Stored items:
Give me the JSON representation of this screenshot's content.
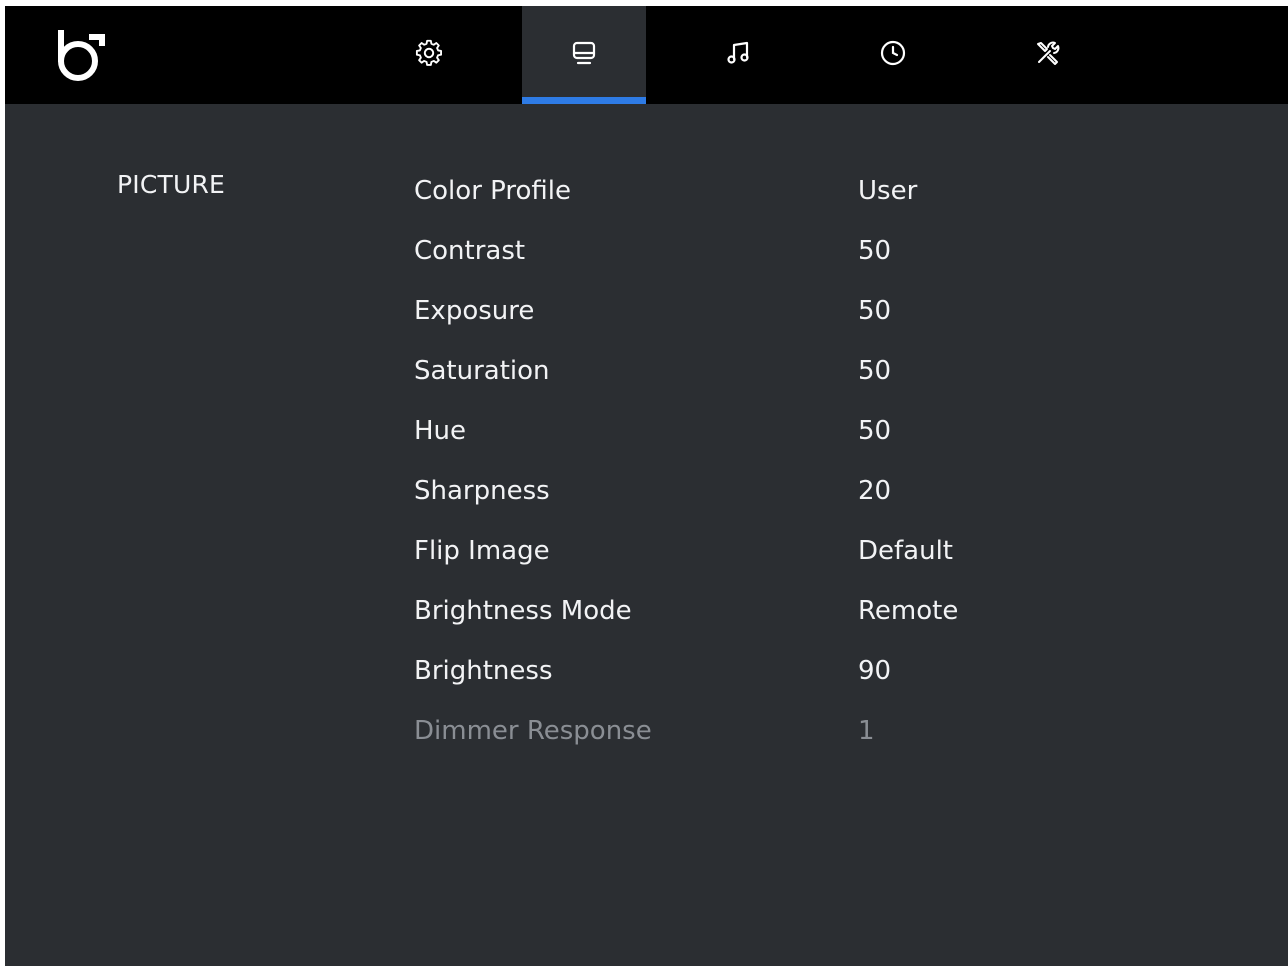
{
  "nav": {
    "logo_icon": "brand-logo-icon",
    "tabs": [
      {
        "id": "settings",
        "icon": "gear-icon",
        "active": false
      },
      {
        "id": "display",
        "icon": "monitor-icon",
        "active": true
      },
      {
        "id": "audio",
        "icon": "music-note-icon",
        "active": false
      },
      {
        "id": "schedule",
        "icon": "clock-icon",
        "active": false
      },
      {
        "id": "tools",
        "icon": "tools-icon",
        "active": false
      }
    ],
    "accent_color": "#2e7be5"
  },
  "section": {
    "title": "PICTURE"
  },
  "settings": [
    {
      "label": "Color Profile",
      "value": "User",
      "enabled": true
    },
    {
      "label": "Contrast",
      "value": "50",
      "enabled": true
    },
    {
      "label": "Exposure",
      "value": "50",
      "enabled": true
    },
    {
      "label": "Saturation",
      "value": "50",
      "enabled": true
    },
    {
      "label": "Hue",
      "value": "50",
      "enabled": true
    },
    {
      "label": "Sharpness",
      "value": "20",
      "enabled": true
    },
    {
      "label": "Flip Image",
      "value": "Default",
      "enabled": true
    },
    {
      "label": "Brightness Mode",
      "value": "Remote",
      "enabled": true
    },
    {
      "label": "Brightness",
      "value": "90",
      "enabled": true
    },
    {
      "label": "Dimmer Response",
      "value": "1",
      "enabled": false
    }
  ]
}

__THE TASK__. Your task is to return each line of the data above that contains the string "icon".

__TASK SOLUTION__.
    "logo_icon": "brand-logo-icon",
        "icon": "gear-icon",
        "icon": "monitor-icon",
        "icon": "music-note-icon",
        "icon": "clock-icon",
        "icon": "tools-icon",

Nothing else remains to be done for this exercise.